“It was not easy today. Richard went out early and ran well but I was able to come back. I know I am strong in the last lap. Now, I must relax and not worry too much about the final. It can be hard to enjoy the races sometimes but tomorrow I must focus if I want to win,” said Quesada.
Okken, meanwhile, controlled the other semi from the gun and won comfortably in a time of 1min 49.65secs. “Today is just about getting through to the final and this is all I wanted to do, but it was good to also win this race as well,” he said. The final is at 1510GMT on Sunday.
In the women’s 800m, Russia’s Oksana Zebrozhek and the Ukraine’s Tetyana Petlyuk were impressive in winning their respective semi-finals. “I am very happy to win this race. My time was also very fast. I tried to save a bit of energy for my last lap and was able to come through,” said Zebrozhek.
They will be joined in tomorrow’s final (which gets underway at 1455GMT) by the British pair Marilyn Okoro and Jenny Meadows. Okoro clocked a personal best of 1min 59.87secs in coming third in her heat, whilst Meadows was second behind Petlyuk in 2mins 00.79secs.

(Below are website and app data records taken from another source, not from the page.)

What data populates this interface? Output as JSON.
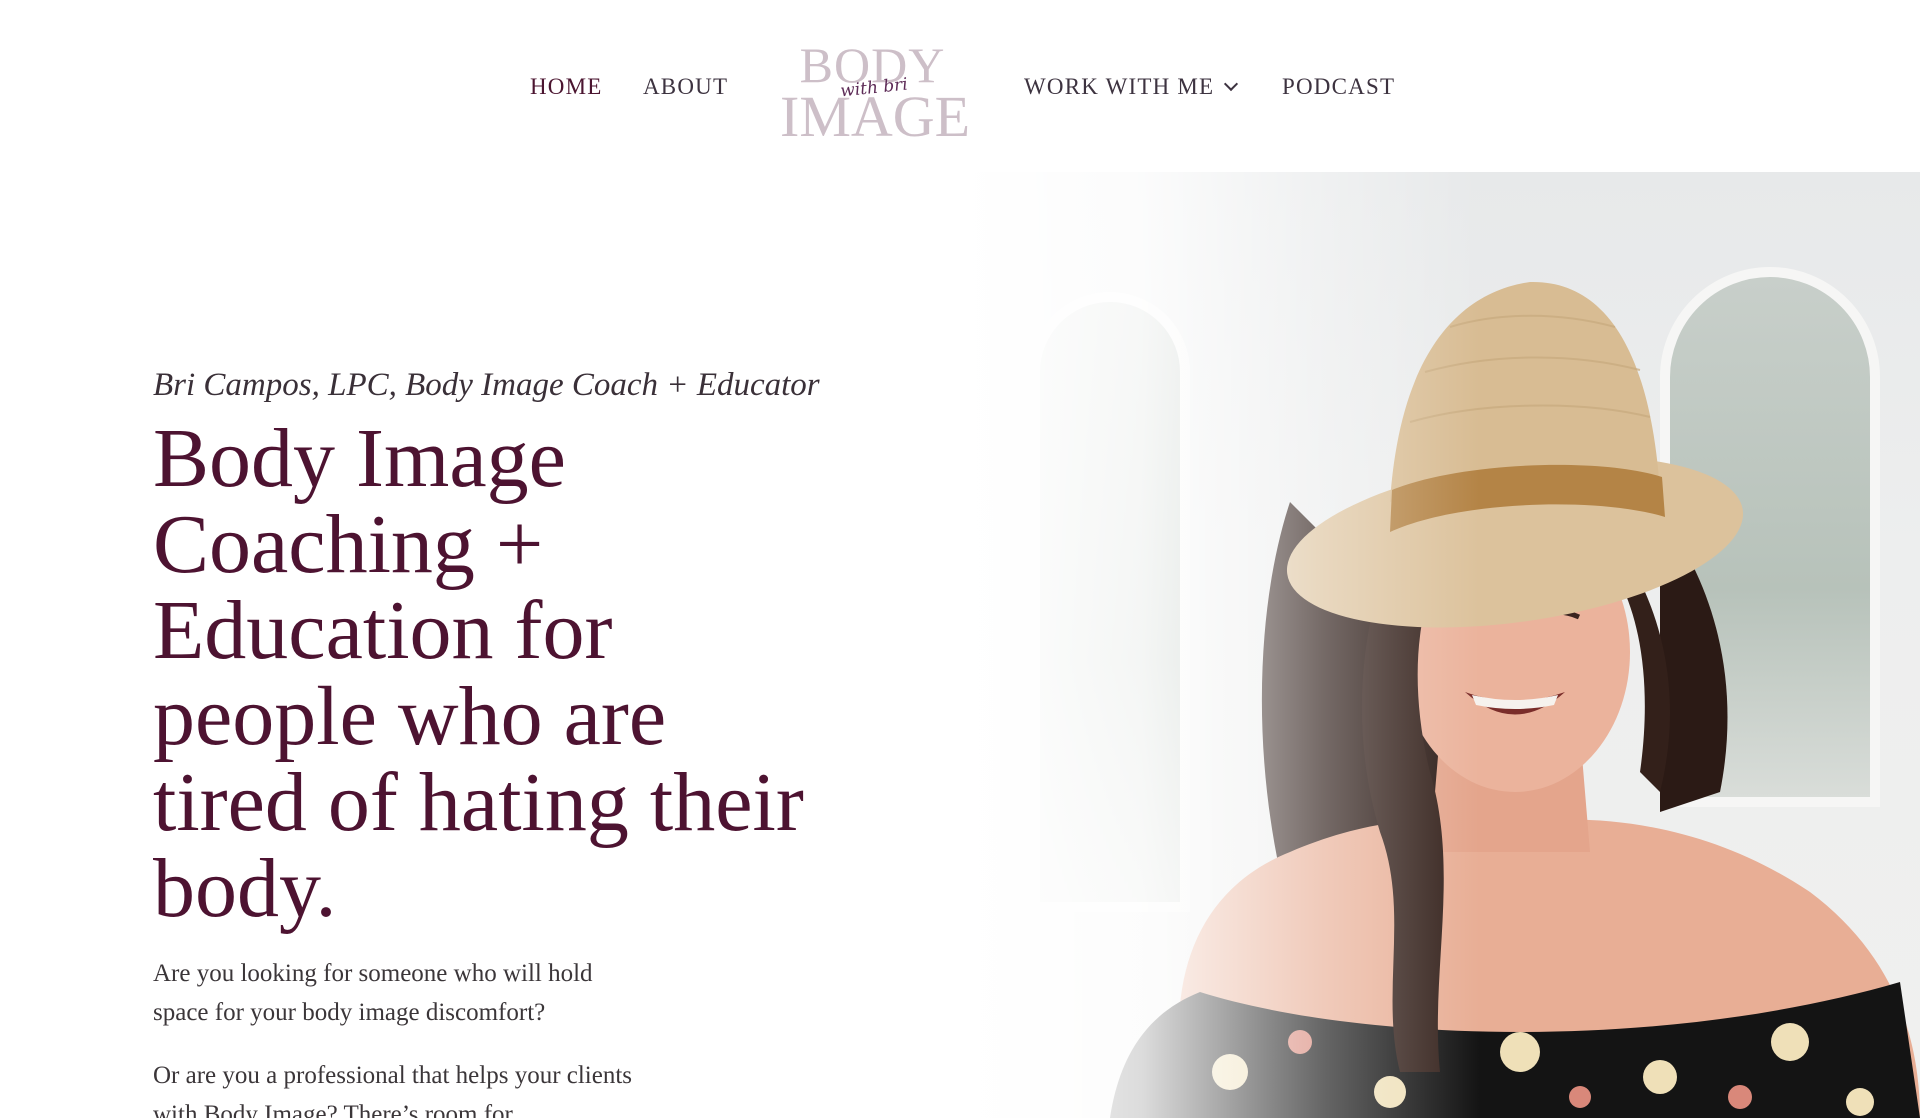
{
  "nav": {
    "home": "HOME",
    "about": "ABOUT",
    "work_with_me": "WORK WITH ME",
    "podcast": "PODCAST",
    "active": "home"
  },
  "logo": {
    "line1": "BODY",
    "script": "with bri",
    "line2": "IMAGE"
  },
  "hero": {
    "eyebrow": "Bri Campos, LPC, Body Image Coach + Educator",
    "headline": "Body Image Coaching + Education for people who are tired of hating their body.",
    "paragraph1": "Are you looking for someone who will hold space for your body image discomfort?",
    "paragraph2": "Or are you a professional that helps your clients with Body Image? There’s room for"
  },
  "colors": {
    "accent": "#4d1331",
    "logo": "#cdbfc8",
    "logo_script": "#5c2a56",
    "text": "#3b3639"
  },
  "icons": {
    "dropdown": "chevron-down-icon"
  }
}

The potential of a Spanish one-two-three in the men’s 1500m is very much on after Juan Carlos Higuero, Arturo Casado and Sergio Gallardo finished as three of the fastest qualifiers from today’s semi-finals. Casado looked in particularly good form in winning his race, whilst Ireland’s James Nolan and Britain’s James Thie also made it through. “The race was a good one to win. It was quite fast and I'm feeling good for the final. That makes three Spanish into the final, which is very good for us,” said Higuero. The final takes place on Sunday at 1550GMT.
And finally, day one of the men’s heptathlon finished with defending champion Roman Sebrle in control having opened up a 102 point lead over Aleksandr Pogorelov of Russia. Showing no ill effects from his recent training accident, the Olympic champion from the Czech Republic won three out of four of the day’s events – long jump, high jump and shot put – to pull clear. Pogorelov himself is 101 points ahead of Germany’s Jacob Minah who currently occupies the bronze medal position. The final placings will be decided after tomorrow’s 60m hurdles, pole vault and 1000m.